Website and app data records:
━━━━━━━━━━━━━━━━
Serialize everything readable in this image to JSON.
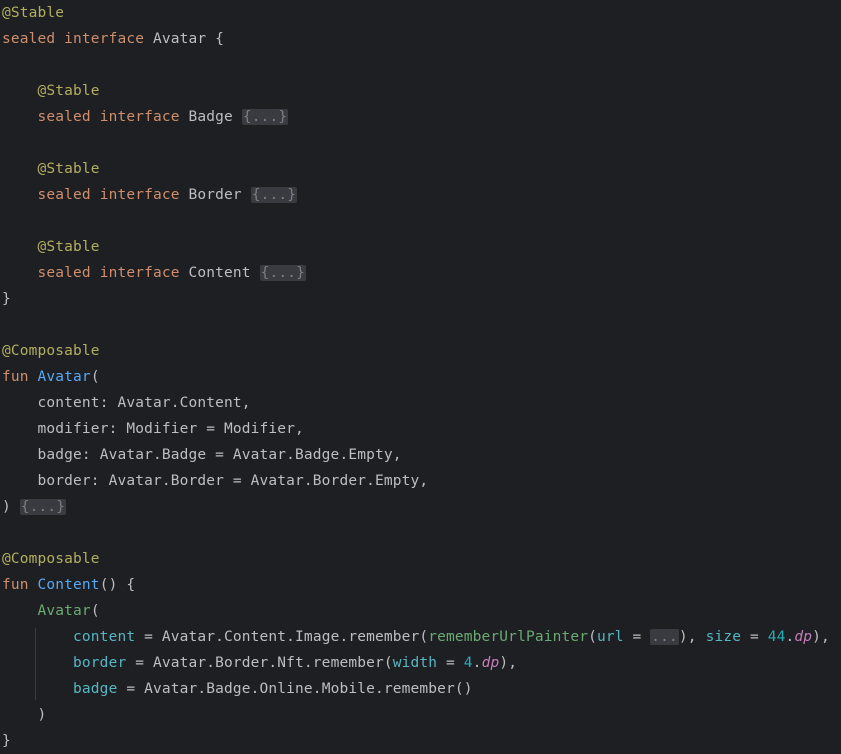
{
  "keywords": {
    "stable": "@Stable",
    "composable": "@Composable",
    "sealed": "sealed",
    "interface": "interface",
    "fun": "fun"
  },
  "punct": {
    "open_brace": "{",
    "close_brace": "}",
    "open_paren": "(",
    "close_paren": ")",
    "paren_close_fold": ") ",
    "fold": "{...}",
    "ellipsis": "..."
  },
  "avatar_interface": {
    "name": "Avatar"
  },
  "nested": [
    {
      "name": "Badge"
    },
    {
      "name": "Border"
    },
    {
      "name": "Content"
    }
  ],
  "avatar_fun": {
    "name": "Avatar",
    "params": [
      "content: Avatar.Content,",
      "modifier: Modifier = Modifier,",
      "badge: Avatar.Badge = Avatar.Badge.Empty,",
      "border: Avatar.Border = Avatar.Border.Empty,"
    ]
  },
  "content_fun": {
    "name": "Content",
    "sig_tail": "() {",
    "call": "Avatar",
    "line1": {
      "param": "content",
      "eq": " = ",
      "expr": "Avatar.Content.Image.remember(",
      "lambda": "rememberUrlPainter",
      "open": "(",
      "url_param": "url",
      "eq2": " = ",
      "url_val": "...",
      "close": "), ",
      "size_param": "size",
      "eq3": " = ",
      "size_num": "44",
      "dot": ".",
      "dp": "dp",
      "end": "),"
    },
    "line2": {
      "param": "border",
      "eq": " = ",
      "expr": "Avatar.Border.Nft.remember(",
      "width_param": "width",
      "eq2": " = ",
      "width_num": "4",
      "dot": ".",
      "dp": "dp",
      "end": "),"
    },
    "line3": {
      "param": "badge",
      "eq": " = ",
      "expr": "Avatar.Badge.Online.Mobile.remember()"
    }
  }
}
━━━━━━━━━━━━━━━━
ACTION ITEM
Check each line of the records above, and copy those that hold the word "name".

PROBLEM SOLUTION
    "name": "Avatar"
      "name": "Badge"
      "name": "Border"
      "name": "Content"
    "name": "Avatar",
    "name": "Content",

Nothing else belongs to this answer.